● **DATASET EXTRACT**:
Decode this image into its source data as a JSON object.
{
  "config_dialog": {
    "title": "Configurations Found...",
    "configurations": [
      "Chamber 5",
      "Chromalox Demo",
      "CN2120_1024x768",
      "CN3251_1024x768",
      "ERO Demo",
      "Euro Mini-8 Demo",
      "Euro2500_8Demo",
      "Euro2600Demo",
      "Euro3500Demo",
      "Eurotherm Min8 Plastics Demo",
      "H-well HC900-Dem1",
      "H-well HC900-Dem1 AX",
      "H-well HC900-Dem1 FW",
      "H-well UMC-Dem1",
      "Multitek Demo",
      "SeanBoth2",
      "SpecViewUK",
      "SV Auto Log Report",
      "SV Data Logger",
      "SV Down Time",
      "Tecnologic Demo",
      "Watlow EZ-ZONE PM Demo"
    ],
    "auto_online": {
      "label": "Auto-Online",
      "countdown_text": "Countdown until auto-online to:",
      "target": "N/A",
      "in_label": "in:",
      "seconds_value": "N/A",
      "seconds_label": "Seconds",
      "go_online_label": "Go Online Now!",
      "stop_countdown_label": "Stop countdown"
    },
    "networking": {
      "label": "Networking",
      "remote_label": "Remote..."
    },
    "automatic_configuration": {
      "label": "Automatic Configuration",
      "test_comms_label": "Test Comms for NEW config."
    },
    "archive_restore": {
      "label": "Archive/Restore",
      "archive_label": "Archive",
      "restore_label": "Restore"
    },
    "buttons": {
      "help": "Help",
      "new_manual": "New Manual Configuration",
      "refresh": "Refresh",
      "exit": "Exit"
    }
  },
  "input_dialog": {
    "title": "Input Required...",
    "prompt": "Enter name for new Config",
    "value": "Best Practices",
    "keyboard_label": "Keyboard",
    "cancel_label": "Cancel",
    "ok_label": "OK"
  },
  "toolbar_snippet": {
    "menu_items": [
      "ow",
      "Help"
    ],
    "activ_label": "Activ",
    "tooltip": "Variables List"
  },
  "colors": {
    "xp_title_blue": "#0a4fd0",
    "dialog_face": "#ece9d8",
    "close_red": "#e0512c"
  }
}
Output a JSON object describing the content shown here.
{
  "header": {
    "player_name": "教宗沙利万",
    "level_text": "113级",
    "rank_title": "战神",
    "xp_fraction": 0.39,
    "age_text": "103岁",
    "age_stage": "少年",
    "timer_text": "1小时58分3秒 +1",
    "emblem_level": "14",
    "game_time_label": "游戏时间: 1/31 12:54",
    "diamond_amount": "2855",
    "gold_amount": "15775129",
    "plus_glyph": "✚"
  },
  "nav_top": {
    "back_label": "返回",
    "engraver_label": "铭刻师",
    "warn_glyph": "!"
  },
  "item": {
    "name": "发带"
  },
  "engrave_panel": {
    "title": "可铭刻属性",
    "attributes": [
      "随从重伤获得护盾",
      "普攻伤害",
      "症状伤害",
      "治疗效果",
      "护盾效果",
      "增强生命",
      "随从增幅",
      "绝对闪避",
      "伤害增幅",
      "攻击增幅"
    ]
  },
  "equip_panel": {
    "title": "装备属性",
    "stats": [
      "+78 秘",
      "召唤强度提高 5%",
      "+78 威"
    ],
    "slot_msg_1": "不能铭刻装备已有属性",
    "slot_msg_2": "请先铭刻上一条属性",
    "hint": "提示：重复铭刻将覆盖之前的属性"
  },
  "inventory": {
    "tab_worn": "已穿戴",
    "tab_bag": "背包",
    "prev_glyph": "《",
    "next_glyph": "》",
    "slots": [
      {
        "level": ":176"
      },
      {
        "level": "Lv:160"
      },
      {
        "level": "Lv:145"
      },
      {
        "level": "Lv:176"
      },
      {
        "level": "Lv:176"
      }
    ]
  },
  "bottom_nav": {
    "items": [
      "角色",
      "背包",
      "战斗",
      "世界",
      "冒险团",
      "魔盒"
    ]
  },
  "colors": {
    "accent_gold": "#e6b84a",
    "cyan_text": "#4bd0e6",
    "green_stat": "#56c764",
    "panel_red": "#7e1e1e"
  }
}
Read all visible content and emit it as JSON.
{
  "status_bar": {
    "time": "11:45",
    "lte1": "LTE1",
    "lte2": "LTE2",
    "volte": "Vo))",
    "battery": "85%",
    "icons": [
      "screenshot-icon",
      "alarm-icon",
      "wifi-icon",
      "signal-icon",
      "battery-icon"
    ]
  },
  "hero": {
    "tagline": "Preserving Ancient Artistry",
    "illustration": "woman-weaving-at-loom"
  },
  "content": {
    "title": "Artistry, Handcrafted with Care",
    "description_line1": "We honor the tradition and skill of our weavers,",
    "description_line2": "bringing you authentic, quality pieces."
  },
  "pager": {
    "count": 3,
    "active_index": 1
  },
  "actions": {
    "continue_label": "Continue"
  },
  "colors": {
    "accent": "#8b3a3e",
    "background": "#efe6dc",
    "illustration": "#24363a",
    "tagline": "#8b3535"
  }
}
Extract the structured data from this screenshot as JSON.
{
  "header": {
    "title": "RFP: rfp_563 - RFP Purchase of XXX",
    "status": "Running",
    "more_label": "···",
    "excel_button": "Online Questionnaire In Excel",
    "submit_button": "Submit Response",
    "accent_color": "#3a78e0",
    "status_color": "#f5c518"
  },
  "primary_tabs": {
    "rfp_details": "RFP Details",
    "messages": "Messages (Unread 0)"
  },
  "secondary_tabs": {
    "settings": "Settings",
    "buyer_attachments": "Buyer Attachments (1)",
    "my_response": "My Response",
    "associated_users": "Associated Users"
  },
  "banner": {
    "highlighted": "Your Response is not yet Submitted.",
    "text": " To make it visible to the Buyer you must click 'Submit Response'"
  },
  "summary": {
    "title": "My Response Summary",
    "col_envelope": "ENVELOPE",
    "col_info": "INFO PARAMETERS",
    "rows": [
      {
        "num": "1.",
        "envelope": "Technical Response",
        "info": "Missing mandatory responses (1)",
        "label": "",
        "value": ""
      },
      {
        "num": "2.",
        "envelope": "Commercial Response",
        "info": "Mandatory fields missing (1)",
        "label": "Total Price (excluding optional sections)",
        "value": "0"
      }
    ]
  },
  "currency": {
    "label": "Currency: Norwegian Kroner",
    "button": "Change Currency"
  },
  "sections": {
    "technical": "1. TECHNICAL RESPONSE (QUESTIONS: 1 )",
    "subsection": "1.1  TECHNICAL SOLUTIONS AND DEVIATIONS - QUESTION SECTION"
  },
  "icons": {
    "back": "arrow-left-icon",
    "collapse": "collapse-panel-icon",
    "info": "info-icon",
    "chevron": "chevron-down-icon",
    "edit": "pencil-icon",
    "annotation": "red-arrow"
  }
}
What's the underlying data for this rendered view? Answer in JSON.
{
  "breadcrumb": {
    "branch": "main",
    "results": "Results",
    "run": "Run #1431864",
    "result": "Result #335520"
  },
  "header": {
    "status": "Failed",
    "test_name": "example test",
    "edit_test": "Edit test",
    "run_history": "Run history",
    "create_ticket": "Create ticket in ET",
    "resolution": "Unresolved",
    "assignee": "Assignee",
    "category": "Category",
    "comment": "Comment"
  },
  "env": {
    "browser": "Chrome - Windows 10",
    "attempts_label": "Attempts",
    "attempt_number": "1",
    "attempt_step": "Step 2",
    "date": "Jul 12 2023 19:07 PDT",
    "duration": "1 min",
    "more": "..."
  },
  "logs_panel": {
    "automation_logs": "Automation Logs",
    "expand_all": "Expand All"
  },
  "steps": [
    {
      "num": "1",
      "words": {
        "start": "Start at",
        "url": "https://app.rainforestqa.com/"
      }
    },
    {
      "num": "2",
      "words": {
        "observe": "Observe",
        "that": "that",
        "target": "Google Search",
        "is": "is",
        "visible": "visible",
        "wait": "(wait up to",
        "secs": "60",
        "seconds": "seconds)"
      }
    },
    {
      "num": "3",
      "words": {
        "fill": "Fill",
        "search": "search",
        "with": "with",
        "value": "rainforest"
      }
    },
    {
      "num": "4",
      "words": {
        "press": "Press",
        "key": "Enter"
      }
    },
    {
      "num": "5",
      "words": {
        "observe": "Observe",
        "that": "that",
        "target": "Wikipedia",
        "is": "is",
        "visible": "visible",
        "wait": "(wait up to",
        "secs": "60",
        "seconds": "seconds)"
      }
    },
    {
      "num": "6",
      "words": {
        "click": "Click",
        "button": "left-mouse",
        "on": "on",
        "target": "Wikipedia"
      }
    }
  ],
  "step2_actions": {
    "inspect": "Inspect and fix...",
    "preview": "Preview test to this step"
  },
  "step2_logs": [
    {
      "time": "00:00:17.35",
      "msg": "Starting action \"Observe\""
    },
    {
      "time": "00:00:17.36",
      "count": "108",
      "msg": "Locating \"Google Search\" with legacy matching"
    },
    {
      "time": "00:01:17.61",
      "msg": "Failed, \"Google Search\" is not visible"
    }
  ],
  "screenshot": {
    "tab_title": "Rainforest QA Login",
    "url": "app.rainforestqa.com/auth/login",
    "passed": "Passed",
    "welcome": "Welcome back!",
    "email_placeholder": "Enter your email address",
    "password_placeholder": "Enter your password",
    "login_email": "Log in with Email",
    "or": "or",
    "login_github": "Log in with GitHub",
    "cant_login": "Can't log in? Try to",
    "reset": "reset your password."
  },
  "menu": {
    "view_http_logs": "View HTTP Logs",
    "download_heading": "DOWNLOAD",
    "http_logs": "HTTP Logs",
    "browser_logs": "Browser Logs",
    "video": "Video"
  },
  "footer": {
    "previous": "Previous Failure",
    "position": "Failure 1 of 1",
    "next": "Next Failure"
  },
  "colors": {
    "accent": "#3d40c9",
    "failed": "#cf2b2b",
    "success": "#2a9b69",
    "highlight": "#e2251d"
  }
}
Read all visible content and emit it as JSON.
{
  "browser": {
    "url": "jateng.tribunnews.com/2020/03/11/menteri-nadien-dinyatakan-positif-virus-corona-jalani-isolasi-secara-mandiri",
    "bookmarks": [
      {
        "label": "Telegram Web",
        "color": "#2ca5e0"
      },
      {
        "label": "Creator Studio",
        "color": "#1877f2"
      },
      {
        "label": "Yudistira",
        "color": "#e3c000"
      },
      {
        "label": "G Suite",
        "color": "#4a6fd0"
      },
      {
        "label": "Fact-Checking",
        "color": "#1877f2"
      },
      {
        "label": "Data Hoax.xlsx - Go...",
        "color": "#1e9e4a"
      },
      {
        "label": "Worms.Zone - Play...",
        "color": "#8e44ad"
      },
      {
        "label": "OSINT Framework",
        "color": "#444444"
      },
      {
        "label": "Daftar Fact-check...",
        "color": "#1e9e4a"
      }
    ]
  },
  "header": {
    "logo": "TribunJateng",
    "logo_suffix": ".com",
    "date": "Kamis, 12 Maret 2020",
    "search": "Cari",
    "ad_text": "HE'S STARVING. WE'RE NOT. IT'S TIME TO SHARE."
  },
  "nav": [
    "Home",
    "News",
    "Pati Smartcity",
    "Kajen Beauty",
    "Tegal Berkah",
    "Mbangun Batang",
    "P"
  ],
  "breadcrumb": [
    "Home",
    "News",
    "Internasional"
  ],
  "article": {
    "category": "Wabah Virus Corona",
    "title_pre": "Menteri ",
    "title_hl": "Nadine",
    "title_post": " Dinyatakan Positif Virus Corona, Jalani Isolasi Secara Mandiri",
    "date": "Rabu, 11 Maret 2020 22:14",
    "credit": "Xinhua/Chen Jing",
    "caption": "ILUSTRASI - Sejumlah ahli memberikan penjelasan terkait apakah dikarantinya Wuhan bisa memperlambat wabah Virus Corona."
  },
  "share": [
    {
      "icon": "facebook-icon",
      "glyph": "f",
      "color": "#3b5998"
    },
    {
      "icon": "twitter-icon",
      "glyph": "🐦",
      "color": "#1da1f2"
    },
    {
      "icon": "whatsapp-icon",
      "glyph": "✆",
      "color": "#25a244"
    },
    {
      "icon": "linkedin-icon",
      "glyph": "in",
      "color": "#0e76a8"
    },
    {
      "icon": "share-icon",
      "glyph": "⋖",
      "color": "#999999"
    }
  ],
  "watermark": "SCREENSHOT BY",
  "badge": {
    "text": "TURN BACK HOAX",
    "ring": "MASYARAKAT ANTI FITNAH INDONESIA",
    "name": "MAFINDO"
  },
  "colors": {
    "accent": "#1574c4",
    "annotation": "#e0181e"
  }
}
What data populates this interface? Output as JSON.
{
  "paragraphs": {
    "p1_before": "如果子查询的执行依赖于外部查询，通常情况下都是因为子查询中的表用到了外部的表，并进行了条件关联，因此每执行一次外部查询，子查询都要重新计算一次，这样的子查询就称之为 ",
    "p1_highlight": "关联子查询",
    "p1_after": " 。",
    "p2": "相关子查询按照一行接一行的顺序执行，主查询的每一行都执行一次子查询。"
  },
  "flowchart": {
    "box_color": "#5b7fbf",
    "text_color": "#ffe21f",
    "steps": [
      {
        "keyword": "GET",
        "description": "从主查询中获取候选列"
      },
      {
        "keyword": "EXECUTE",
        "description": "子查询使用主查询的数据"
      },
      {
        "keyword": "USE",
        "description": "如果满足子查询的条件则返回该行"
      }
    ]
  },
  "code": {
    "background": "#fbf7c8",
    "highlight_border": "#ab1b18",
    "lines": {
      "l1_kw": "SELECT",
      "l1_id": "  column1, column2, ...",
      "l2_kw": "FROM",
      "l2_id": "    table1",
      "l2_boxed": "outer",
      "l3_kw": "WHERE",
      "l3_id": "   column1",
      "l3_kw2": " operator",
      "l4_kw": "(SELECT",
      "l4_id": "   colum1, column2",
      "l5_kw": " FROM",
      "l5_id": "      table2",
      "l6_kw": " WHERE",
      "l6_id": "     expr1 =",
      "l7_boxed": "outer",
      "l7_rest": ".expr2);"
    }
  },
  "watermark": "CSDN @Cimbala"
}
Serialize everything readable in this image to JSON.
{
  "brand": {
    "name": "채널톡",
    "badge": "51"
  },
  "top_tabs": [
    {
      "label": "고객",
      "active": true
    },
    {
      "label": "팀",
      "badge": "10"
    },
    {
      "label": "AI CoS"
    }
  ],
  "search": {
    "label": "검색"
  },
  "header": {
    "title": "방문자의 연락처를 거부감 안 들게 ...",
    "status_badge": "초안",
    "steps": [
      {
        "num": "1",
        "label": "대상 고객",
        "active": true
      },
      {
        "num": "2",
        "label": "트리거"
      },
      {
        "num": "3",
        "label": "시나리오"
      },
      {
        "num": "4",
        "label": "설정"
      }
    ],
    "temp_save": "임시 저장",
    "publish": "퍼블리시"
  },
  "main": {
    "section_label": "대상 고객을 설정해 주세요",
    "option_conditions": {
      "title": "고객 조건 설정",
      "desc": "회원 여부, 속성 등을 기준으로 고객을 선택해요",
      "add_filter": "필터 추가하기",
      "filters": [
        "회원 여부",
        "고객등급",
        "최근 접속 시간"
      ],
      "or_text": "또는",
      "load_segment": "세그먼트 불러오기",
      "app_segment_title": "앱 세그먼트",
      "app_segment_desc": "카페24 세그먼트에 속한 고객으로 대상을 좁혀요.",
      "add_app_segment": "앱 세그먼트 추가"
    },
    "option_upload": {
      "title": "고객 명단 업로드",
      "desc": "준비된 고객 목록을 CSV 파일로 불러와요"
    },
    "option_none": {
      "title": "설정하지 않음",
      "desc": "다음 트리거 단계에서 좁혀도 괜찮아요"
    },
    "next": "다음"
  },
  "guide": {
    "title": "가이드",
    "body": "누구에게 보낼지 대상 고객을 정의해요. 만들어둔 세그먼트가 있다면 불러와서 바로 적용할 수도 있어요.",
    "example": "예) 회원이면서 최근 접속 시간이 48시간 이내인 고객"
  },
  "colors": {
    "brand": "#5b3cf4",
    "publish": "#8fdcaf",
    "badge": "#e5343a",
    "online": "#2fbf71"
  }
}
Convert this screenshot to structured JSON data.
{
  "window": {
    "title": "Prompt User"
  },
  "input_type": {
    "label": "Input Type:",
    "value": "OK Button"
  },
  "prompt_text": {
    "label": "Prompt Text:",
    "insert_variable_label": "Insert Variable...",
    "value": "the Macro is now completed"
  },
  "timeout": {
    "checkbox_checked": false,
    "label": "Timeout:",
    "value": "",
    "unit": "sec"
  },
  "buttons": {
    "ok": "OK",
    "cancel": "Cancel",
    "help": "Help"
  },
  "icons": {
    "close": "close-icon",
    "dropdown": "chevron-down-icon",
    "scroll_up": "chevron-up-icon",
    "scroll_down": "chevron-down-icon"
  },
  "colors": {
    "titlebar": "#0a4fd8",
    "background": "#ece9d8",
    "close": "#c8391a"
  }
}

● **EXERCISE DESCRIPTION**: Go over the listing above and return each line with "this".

● **EXERCISE OUTPUT**:
Decode this image into its source data as a JSON object.
Extract the structured data from this screenshot as JSON.
What's the underlying data for this rendered view? Answer in JSON.
    "preview": "Preview test to this step"
What data populates this interface? Output as JSON.
Serialize everything readable in this image to JSON.
Convert this screenshot to structured JSON data.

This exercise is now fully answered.